“The problem is that it is really hard to ask students ‘Are you gay or transgender or will you live with a gay or transgender student?’ You can’t discriminate, so if you ask the question people will be like ‘Dude, why are you asking?’ But then on the other hand you can’t dilute it too much…” Tuttle said.

Placing LGBTQ students within residence halls may possibly cause challenges for residential life staff. However, according to Tuttle, policies are ultimately to promote the good of the student population as a whole.

“We don’t want to have a floor of gay and transgender students because that’s not fair to them, and it is not fair to the rest of the community. We don’t want to have separate housing like that. We just want to do right by our students,” Tuttle said. “Our students are pretty well educated about those issues and pretty open minded for the most part. For some it is very new, so we have to be sensitive to their feelings too.”

Most of the universities within the ACS have similar residential policies, but Trinity is one of the few universities without apartment-style housing near or on campus, unlike schools such as Sewanee.

Although residential life policies are often a popular topic for students, there has also been an increased amount of attention towards Trinity’s current alcohol policies, especially those prohibiting hard liquor on campus.

“Just because you have a rule that says you can’t have hard liquor on campus doesn’t mean you don’t have hard liquor on campus,” said Paul Chapa, Trinity University chief of police. “Ones that chose to drink hard liquor will continue to drink hard liquor. My experience tells me that we may have an increase [of violations if the policy changes], but it’s nothing that I can measure.”

According to Tuttle, John Brazil, the previous university president, instated the policy due to the high correlation between the consumption of hard liquor and hospitalizations or cases of alcohol poisoning, and the policy has been maintained in order to protect students experimenting with alcohol.

“With those levels of intoxication come other crimes like sexual assault and other poor decisions are made,” Chapa said. “It’s critical to the institution that we recognize that and continue to educate our student body.”

lthough one of the few universities within the ACS to prohibit hard liquor on campus, some of Trinity’s other alcohol policies are less restrictive in comparison.

“It would be clearer if [the policies] were more restrictive. We do give privileges to those who are 21 who have an underage roommate,” Tuttle said. “We let them have beer and wine. It would be simpler if we said ‘A room is dry until both occupants are 21.’”

Ultimately, administration, Residential Life staff and TUPD have maintained that the interest of students remains a focal point in all residential and alcohol policies.

“Our policies are value-driven, and to me that’s really important. We don’t have just a long list of ‘Thou Shall Not’s’. Our guiding policies are the respect for self, others, community, property and personal responsibility,” Tuttle said.
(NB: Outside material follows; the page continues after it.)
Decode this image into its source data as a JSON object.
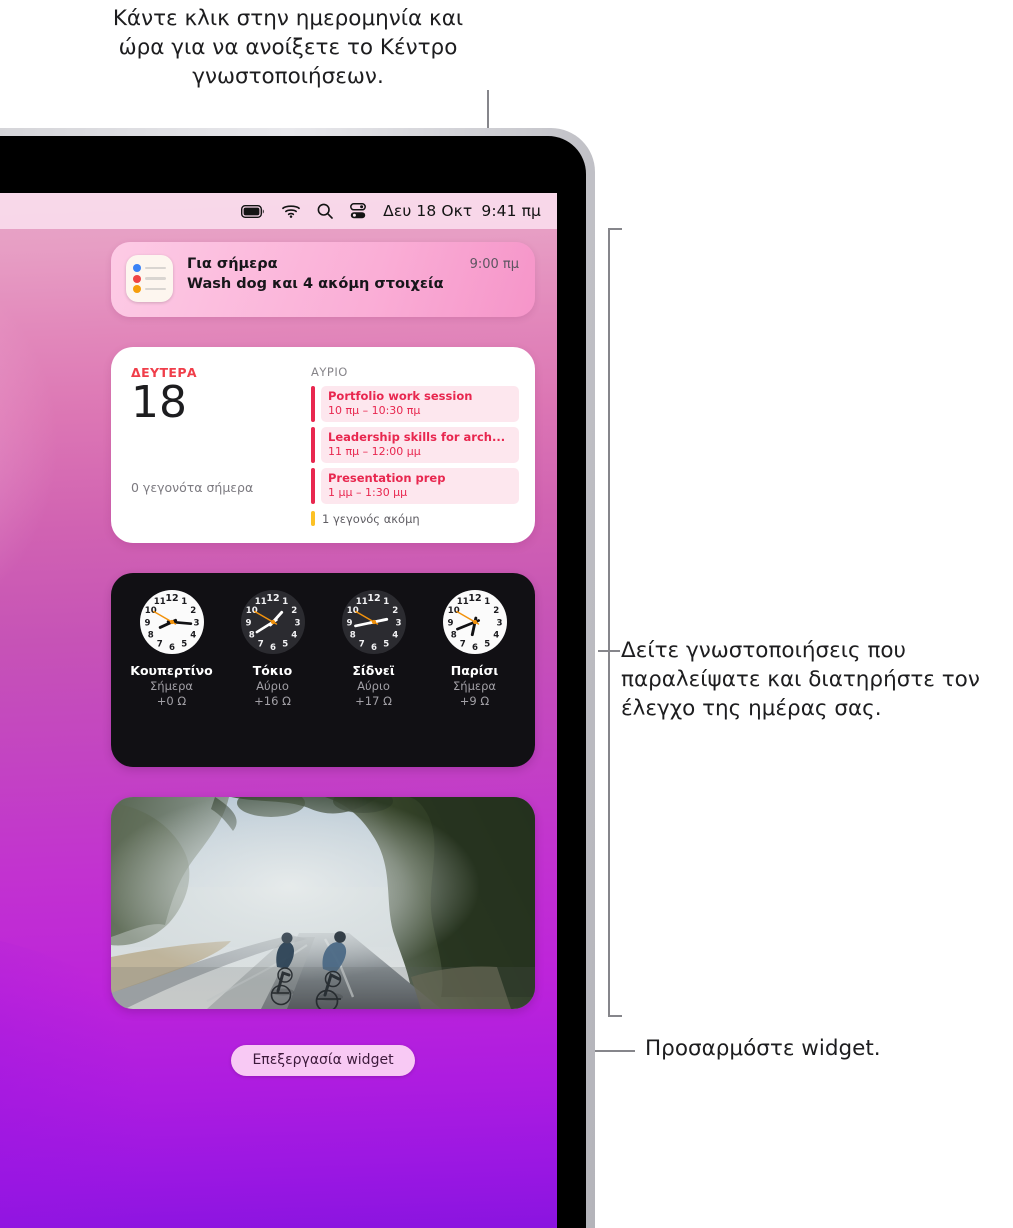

Deliberations continue between Residential Life and members of the SDA to better accommodate LGBTQ students, and these changes will be released soon.